Debt and borrowing power: Key things to know

Hand holding credit card, in front of laptop

Does existing debt affect borrowing power?

The short answer is yes, typically. The long answer is it can depend on the type of debt, as well as the size of your deposit.

When deciding on someone’s borrowing power, banks and lenders will work off the worst-case-scenario situation. They will consider all other compulsory expenses and debt servicing first.

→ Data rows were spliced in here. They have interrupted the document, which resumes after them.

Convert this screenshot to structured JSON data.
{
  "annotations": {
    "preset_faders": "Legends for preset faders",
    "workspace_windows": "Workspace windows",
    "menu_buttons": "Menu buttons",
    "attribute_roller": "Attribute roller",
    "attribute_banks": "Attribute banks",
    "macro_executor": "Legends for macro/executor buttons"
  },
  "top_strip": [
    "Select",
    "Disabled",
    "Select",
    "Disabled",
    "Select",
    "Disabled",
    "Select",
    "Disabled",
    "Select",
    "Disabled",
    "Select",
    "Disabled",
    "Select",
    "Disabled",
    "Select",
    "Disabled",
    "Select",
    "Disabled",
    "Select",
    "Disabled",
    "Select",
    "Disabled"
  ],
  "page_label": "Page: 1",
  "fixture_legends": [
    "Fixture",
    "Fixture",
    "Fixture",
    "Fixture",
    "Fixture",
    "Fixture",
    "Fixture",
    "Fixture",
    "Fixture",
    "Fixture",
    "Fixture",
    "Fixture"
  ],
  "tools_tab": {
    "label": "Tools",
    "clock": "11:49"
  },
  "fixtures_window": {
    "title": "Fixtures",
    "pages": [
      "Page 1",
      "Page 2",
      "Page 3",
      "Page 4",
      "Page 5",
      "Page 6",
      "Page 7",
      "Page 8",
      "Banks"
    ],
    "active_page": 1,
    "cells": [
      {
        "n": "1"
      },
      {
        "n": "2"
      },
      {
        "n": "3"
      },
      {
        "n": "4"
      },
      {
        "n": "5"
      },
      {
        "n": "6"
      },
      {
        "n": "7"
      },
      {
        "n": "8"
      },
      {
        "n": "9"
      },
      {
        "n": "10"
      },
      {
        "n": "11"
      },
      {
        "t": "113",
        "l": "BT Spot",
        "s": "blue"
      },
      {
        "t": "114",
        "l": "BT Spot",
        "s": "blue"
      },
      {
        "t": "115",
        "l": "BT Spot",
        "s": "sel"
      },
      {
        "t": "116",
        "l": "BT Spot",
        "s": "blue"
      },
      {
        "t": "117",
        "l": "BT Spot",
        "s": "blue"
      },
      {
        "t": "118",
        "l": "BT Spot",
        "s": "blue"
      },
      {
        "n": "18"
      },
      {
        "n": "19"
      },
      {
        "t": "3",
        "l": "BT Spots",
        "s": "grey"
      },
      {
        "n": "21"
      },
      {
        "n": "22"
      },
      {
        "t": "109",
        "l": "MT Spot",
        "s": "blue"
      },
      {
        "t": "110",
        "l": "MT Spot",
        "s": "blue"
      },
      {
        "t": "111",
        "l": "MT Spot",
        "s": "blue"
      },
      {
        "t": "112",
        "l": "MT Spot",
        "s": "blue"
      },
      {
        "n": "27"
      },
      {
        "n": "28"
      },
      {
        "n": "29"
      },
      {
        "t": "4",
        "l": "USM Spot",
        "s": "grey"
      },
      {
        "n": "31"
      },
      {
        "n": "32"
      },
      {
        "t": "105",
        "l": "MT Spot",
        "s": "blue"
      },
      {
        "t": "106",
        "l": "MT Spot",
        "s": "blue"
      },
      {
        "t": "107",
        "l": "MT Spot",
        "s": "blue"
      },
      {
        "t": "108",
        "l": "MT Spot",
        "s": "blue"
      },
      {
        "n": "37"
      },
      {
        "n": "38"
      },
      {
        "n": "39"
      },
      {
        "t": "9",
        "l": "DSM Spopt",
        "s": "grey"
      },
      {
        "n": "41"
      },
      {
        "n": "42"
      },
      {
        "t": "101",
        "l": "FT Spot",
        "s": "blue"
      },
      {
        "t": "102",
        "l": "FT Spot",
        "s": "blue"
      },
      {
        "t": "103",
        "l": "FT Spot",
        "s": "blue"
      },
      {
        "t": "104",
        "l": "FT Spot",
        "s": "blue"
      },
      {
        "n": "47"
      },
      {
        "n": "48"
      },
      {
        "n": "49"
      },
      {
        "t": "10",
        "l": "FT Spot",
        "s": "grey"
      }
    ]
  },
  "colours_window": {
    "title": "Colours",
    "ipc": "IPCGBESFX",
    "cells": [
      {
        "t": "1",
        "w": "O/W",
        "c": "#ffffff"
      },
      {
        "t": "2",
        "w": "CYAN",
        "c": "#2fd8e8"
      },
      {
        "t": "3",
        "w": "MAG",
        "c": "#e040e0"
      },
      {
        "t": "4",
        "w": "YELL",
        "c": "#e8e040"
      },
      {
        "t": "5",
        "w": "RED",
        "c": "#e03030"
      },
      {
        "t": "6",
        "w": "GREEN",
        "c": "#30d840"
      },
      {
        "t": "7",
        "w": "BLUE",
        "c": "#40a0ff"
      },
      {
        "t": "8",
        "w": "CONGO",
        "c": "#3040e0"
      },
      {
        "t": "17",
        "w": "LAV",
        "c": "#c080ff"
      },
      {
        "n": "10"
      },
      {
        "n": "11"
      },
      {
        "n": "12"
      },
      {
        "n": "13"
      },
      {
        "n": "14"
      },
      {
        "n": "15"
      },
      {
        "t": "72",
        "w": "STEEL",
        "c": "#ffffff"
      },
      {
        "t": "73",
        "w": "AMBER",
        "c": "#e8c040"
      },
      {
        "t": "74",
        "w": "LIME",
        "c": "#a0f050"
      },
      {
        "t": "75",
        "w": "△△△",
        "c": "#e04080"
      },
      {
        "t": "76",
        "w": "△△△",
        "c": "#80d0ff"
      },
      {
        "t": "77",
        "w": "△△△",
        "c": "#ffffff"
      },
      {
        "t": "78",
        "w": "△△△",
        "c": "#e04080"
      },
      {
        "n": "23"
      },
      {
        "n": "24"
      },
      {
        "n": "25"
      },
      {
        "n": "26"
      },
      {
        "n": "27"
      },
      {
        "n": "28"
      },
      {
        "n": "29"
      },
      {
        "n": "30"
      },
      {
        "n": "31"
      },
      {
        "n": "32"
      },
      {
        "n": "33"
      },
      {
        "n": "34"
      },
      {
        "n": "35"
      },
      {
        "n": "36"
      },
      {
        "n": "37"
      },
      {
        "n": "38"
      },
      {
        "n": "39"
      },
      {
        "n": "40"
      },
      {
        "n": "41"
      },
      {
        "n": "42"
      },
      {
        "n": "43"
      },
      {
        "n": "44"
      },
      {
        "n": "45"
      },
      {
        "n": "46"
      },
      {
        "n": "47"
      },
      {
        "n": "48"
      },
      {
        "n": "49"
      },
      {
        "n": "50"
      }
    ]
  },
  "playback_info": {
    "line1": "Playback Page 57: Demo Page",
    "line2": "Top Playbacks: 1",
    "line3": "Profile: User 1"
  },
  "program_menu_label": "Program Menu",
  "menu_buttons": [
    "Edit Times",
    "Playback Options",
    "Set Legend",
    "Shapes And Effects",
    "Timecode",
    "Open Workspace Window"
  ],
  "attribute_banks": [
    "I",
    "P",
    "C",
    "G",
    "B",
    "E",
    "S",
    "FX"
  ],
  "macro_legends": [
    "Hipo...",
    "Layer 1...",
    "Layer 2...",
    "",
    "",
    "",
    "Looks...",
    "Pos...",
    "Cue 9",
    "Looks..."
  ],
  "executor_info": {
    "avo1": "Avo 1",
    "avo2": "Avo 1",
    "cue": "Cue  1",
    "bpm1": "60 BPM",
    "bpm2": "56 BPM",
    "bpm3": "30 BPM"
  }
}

The leftover uncommitted income will then be used to test your mortgage borrowing capacity.

For example: A couple with no children, with a household income of $120,000 gross yearly and a 20% deposit, will be able to borrow approximately $720,000.

However, if this couple has $10,000 of credit card debt, their potential borrowing will look more like $640,000.

In a competitive market, that could be the difference in winning an auction.

Debt and deposits

It’s not possible to add debt onto the mortgage when using a minimum deposit (5-10%).

If you have more than a 20% deposit, you may consider reducing your deposit to exactly 20% and use the excess funds to repay the debt first. If you have between 10% and 20% you could do the same thing, however the downside of having a deposit of less than 20% is that you will be paying more interest on your mortgage, so crunching numbers is key.

Debt consolidation

Debt consolidation is when you take out one loan to pay back multiple loans. Options include credit card balance transfers, personal consolidation loans, and peer-to-peer lending options.

The final verdict

The extent to which your existing debt will affect your borrowing power will depend on your current financial situation and other factors like income, deposit, and desired purchase price. For personalised advice, seek professional expertise from a registered financial adviser.

How does this impact me?